* **AIM OF THE TASK**: Search the data for the string "response" and extract every line where it appears.

* **RECORDS**:
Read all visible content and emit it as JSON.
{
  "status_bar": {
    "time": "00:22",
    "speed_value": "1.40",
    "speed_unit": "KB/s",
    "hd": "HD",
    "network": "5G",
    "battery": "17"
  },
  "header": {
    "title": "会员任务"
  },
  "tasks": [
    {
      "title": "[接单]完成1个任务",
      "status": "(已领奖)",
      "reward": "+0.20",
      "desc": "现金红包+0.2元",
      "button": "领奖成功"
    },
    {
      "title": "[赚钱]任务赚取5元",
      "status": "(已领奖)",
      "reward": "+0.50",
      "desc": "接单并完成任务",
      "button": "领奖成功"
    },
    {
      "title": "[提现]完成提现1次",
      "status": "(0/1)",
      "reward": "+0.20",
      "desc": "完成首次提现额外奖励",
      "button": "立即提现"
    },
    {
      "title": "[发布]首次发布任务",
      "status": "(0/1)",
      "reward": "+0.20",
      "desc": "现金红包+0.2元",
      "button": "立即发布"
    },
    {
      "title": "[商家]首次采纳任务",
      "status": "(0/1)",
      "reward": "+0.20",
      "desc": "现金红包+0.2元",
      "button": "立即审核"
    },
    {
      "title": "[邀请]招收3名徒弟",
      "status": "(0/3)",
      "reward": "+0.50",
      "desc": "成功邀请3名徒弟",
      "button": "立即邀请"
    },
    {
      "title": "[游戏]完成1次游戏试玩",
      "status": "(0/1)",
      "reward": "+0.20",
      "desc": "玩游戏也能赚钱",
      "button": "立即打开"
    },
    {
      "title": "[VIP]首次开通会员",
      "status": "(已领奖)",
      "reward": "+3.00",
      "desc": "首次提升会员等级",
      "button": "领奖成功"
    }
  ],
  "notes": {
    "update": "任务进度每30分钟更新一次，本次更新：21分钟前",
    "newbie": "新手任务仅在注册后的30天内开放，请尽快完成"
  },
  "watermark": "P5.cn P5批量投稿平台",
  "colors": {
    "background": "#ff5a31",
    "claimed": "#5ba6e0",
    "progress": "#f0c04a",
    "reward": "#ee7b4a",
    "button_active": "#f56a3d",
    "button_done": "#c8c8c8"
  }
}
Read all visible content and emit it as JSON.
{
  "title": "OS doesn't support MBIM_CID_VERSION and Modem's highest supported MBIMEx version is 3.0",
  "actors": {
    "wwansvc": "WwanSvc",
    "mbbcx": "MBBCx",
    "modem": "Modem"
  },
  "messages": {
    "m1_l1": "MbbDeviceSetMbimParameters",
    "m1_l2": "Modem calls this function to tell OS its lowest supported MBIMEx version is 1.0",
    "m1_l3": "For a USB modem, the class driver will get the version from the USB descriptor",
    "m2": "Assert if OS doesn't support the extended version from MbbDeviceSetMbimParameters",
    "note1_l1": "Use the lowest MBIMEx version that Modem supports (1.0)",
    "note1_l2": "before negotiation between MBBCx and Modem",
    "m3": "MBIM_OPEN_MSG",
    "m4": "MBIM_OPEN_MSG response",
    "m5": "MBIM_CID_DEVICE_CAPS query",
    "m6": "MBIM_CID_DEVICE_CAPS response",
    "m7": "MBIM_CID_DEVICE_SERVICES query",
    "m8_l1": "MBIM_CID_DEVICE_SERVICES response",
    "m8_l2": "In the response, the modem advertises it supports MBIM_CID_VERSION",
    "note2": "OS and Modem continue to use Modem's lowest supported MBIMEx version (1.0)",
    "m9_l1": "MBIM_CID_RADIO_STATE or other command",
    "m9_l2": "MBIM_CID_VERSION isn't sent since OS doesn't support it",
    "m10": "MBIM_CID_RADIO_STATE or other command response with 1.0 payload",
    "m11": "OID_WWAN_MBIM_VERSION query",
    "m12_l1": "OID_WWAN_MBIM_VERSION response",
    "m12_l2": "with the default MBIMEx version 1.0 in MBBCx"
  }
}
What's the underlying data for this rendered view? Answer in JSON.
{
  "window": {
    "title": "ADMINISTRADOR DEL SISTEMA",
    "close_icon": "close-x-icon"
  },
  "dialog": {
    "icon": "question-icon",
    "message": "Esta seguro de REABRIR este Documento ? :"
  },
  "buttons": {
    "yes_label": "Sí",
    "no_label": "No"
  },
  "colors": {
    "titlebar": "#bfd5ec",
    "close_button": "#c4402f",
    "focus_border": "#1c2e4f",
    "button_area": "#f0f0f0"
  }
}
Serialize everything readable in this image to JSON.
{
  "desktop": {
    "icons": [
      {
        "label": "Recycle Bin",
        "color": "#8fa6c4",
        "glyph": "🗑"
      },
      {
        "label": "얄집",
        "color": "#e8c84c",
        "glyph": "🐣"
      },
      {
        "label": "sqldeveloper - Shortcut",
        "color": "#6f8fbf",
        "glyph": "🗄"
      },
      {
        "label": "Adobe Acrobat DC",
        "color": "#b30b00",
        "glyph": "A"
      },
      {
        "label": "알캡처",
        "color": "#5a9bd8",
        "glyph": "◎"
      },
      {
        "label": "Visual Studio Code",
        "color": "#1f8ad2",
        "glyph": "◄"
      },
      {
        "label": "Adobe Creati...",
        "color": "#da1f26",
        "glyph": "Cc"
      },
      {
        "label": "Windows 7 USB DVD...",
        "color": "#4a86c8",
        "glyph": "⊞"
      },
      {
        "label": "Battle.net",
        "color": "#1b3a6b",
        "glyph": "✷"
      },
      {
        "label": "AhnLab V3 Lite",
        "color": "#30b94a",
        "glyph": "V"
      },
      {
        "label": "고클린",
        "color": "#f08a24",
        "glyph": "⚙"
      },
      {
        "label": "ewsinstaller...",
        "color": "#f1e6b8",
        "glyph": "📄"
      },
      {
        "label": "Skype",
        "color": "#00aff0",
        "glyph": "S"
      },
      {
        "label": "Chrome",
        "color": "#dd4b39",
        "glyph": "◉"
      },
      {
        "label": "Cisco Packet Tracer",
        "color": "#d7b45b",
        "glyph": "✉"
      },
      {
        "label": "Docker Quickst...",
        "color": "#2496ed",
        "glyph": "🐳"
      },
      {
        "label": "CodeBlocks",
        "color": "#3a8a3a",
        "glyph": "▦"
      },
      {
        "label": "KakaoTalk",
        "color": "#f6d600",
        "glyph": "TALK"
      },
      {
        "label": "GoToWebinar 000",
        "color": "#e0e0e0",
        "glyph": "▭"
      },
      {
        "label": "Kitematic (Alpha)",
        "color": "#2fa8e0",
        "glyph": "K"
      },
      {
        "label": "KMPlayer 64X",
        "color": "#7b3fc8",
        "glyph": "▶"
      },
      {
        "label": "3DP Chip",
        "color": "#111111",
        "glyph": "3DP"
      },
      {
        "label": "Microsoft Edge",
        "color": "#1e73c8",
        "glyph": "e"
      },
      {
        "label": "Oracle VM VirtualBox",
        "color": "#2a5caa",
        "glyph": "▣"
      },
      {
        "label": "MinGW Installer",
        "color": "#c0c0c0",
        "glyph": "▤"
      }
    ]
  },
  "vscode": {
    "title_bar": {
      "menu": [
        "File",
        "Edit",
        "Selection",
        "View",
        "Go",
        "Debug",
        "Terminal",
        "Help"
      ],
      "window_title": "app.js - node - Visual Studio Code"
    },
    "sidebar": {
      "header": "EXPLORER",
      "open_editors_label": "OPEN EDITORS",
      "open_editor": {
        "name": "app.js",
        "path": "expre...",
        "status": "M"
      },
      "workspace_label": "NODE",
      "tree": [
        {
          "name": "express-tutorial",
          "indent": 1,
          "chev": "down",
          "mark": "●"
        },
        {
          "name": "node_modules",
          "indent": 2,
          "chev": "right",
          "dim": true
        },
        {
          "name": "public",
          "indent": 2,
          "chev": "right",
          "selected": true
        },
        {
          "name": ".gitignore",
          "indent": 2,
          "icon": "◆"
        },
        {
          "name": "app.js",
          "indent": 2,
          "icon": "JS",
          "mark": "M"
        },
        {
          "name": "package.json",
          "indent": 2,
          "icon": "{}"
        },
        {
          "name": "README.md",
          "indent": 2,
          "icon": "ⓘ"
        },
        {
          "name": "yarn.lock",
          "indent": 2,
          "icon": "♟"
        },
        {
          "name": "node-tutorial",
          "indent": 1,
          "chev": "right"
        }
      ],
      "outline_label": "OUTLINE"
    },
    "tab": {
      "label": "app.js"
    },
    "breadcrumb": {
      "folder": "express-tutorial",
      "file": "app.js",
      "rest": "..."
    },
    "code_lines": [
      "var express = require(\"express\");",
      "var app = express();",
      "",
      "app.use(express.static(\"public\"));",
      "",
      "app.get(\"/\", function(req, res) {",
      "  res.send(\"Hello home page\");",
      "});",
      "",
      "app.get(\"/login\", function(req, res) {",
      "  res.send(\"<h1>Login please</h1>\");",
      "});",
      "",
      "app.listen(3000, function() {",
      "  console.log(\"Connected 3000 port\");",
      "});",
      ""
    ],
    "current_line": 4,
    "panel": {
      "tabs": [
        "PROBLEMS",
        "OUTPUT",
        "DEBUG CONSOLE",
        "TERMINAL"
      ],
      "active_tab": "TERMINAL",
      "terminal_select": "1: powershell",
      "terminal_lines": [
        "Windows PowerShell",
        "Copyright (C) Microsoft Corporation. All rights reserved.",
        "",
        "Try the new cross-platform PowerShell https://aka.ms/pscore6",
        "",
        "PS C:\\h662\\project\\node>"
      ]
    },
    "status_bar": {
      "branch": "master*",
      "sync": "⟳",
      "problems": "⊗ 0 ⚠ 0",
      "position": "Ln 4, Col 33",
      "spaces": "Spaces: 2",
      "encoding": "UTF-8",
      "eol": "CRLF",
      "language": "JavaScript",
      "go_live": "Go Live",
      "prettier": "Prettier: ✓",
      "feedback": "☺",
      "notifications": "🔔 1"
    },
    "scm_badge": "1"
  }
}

* **EXERCISE OUTPUT**:
    "m4": "MBIM_OPEN_MSG response",
    "m6": "MBIM_CID_DEVICE_CAPS response",
    "m8_l1": "MBIM_CID_DEVICE_SERVICES response",
    "m8_l2": "In the response, the modem advertises it supports MBIM_CID_VERSION",
    "m10": "MBIM_CID_RADIO_STATE or other command response with 1.0 payload",
    "m12_l1": "OID_WWAN_MBIM_VERSION response",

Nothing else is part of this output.